▶ **YOUR GOAL**:
Filter the listing below, keeping only the lines with the word "volume".

▶ **SOURCE DATA**:
↓↓↓

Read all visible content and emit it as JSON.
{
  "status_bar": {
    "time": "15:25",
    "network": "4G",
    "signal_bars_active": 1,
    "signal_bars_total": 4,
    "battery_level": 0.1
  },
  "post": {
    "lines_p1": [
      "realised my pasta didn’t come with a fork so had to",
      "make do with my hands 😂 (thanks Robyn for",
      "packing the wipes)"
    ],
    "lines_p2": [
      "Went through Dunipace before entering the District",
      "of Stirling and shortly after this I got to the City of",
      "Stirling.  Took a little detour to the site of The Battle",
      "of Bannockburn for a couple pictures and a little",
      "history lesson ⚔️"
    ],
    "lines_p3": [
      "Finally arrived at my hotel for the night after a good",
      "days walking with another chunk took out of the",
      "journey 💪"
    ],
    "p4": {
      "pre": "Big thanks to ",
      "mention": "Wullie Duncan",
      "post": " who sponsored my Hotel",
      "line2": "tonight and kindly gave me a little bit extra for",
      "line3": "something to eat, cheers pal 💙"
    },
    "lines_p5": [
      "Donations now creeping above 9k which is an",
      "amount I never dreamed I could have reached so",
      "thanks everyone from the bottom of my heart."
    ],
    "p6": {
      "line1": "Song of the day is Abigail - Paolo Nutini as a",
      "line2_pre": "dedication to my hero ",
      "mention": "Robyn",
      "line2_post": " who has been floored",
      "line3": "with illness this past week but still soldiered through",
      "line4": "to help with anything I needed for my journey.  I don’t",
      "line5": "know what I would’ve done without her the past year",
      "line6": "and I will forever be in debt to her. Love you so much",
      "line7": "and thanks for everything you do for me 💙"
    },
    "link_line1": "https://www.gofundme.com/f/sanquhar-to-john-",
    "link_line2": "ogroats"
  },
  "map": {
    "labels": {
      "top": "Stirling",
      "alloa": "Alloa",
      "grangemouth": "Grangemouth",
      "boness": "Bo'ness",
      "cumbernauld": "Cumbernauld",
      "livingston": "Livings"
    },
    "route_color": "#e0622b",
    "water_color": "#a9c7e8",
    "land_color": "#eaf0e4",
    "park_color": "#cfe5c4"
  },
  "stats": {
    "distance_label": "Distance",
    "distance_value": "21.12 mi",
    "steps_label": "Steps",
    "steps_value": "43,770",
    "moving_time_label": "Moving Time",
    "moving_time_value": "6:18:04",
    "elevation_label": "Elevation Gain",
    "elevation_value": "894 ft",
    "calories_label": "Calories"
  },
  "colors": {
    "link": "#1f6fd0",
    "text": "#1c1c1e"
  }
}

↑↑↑
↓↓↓

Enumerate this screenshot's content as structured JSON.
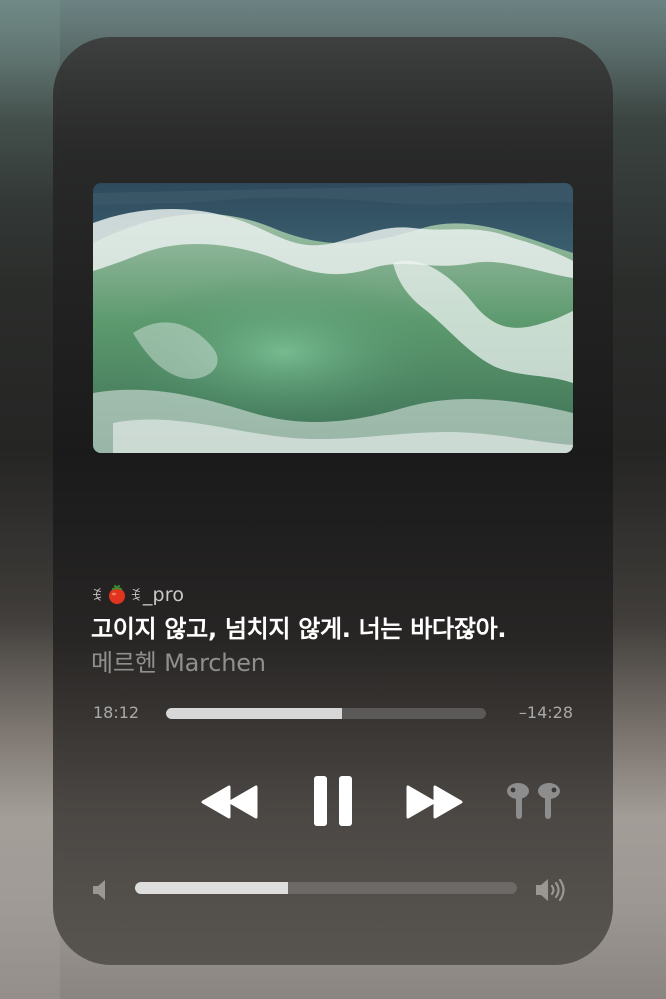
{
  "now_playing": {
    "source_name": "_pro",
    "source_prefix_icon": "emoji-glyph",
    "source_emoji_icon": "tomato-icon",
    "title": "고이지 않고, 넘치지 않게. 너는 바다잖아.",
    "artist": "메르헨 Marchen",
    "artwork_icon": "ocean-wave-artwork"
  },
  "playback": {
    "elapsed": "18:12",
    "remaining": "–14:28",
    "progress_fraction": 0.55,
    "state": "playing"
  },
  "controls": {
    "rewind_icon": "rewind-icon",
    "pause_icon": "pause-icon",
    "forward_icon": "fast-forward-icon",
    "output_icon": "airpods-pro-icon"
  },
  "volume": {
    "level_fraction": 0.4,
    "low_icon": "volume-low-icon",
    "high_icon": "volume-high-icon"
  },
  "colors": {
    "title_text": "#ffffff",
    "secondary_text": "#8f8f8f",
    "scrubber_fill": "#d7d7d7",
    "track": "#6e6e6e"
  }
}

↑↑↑

▶ **THE ANSWER**:
  "volume": {
    "low_icon": "volume-low-icon",
    "high_icon": "volume-high-icon"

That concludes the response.